Approximately half of United Airlines’ workers who were not vaccinated the previous month have already had their injections after the firm declared that immunizations would be mandatory for all employees. The airline’s 67,000 U.S.-based workers must get vaccinated by September 27 in order to remain on the job. According to a statement released Wednesday by United, employees whose, requests for exemptions based on medical grounds or religious convictions are rejected will be given a further five weeks to be vaccinated.
Non-vaccinated Employees Have 5 Weeks To Comply: United Airlines

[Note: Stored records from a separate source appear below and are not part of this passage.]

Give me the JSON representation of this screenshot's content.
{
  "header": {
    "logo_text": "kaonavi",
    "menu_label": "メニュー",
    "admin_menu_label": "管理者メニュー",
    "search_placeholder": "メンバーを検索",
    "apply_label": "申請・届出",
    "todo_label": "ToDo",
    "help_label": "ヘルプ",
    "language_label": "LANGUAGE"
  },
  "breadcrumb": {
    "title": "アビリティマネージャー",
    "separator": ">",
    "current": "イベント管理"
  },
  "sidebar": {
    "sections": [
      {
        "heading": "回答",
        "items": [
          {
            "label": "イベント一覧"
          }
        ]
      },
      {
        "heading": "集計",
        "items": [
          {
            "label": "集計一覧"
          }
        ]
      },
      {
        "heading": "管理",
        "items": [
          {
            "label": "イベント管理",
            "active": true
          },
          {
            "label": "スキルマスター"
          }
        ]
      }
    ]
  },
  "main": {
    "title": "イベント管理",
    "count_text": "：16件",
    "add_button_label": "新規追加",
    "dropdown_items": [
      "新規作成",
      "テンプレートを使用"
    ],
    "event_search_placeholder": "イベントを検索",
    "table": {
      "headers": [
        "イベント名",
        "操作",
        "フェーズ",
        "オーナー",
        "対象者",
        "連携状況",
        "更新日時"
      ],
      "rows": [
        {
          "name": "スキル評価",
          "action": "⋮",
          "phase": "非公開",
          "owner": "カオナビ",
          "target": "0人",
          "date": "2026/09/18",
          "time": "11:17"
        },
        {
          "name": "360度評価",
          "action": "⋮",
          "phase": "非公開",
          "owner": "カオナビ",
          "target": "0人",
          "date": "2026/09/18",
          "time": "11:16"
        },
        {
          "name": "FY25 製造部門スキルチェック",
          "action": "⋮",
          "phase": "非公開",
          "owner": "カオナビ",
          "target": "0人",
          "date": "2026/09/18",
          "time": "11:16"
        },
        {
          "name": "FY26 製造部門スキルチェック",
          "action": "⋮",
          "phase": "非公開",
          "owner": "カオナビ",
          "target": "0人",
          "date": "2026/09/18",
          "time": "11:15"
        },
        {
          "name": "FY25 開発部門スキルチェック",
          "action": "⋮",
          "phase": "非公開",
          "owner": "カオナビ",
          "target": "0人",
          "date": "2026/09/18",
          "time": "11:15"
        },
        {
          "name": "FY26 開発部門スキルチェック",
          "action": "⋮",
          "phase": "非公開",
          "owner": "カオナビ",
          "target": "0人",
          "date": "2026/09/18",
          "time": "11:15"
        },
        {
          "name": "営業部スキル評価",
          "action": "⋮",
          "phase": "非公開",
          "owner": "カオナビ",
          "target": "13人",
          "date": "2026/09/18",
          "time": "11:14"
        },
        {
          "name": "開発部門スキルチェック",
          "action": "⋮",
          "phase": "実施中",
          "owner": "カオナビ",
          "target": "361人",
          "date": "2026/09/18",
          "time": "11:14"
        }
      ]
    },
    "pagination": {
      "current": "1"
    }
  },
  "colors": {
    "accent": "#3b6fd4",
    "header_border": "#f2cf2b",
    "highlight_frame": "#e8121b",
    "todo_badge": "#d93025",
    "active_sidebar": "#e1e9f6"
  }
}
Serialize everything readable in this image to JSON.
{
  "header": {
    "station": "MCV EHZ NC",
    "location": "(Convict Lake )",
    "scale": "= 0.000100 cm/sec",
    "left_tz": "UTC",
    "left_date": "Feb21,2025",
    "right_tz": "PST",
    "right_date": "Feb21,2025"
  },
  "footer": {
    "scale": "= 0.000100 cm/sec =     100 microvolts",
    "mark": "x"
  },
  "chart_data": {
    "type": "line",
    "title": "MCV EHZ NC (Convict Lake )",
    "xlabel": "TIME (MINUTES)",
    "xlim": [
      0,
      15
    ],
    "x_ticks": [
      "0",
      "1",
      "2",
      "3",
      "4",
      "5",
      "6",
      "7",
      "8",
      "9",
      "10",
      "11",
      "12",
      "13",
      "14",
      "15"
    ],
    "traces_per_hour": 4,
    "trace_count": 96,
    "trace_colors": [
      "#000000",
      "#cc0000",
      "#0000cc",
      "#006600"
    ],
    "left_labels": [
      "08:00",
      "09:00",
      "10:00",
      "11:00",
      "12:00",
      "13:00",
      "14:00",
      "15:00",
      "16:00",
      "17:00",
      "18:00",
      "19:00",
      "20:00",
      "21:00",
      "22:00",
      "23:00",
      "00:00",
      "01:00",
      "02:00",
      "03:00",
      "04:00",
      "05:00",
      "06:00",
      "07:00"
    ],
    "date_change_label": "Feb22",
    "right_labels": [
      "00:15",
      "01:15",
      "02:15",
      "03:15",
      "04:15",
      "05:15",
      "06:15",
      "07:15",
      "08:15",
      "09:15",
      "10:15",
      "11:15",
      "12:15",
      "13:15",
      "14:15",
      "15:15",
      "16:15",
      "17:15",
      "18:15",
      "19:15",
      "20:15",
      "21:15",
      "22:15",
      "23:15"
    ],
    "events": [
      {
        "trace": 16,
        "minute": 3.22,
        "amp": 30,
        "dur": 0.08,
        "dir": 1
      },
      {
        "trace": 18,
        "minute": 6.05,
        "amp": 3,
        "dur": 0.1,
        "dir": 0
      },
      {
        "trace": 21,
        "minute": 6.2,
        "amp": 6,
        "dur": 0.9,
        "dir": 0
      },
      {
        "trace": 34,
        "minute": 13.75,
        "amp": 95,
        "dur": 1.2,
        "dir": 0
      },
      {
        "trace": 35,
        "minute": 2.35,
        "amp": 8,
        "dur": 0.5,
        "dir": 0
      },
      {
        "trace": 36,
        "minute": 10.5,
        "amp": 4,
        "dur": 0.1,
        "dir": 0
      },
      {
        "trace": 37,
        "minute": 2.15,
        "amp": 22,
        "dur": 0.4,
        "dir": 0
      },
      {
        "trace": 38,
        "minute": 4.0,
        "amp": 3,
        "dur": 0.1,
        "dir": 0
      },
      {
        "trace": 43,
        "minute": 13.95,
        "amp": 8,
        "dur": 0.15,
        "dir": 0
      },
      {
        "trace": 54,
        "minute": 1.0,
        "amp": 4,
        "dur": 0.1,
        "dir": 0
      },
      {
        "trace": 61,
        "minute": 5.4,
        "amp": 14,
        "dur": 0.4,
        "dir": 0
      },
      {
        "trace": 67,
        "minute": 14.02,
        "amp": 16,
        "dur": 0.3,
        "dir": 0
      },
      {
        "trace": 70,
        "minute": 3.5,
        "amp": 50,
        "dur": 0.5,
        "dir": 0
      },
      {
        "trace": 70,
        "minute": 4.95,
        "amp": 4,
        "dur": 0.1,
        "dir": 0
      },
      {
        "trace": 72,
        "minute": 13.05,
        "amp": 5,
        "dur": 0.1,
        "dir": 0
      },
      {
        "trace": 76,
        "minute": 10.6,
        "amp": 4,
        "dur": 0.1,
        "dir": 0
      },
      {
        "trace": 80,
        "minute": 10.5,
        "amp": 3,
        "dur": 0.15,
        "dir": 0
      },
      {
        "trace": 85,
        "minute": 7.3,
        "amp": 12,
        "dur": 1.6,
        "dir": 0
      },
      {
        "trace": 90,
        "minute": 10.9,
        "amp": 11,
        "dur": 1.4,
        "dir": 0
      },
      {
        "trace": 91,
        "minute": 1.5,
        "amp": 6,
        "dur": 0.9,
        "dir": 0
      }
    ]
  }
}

After that, according to the airline, they will be terminated or placed on unpaid leave. United’s VP of human resources, Kirk Limacher, made the remark regarding vaccines on Wednesday in letters to workers outlining the company’s policy on requests for exemptions from vaccination requirements. U.S. Airways refused to provide specifics on how many employees were recently vaccinated, what proportion of the workforce is currently vaccinated, or how many employees had sought an exemption from vaccination. The airline claims it will have enough employees to keep its timetable running through the autumn and into the Christmas season.
According to the airline, employees who refuse to be vaccinated will be barred from entering the workplace beginning on October 2. The company claims that requests for medical exemptions would be evaluated by medical staff members, such as nurses, while requests for religious exemptions will be handled by personnel-office workers. The procedure for dealing with employees whose exemptions have been granted will differ somewhat depending on the nature of the employee’s employment.
Beginning October 2, workers who come into regular contact with passengers, including as flight attendants, airport staff, and pilots, and whose exemptions have been granted, will be placed on indefinite unpaid leave with no pay. One of the letters states that they would not be permitted to return to work until the epidemic has “meaningfully receded.” Employees who interact with passengers on a regular basis, such as luggage handlers and mechanics, and whose exemptions have been granted will also be put on administrative leave, but only until the airline develops a plan for testing per week and obligatory mask-wearing. Employees at United’s headquarters who have been granted exemptions will be put on administrative leave until United determines the best safety steps to take, including if the individual needs to come into the workplace.
During its explanation of the restrictions to workers, United cites data on the status of the pandemic in the United States, where new infections have reached their highest possible level since March and are “expected to increase throughout the autumn as more individuals are hospitalized,” according to United.
According to the memoranda, the majority of the instances, hospitalizations, and fatalities are caused by individuals who have not been vaccinated. United Airlines, headquartered in Chicago, has adopted the most pro-vaccination position of any airline in the United States. Delta Air Lines has announced that it would impose a $200 monthly fee on workers who are not vaccinated and are covered by the company’s health plan. Others, like American Airlines, have said that they would terminate paid leave for employees who are not vaccinated against COVID-19.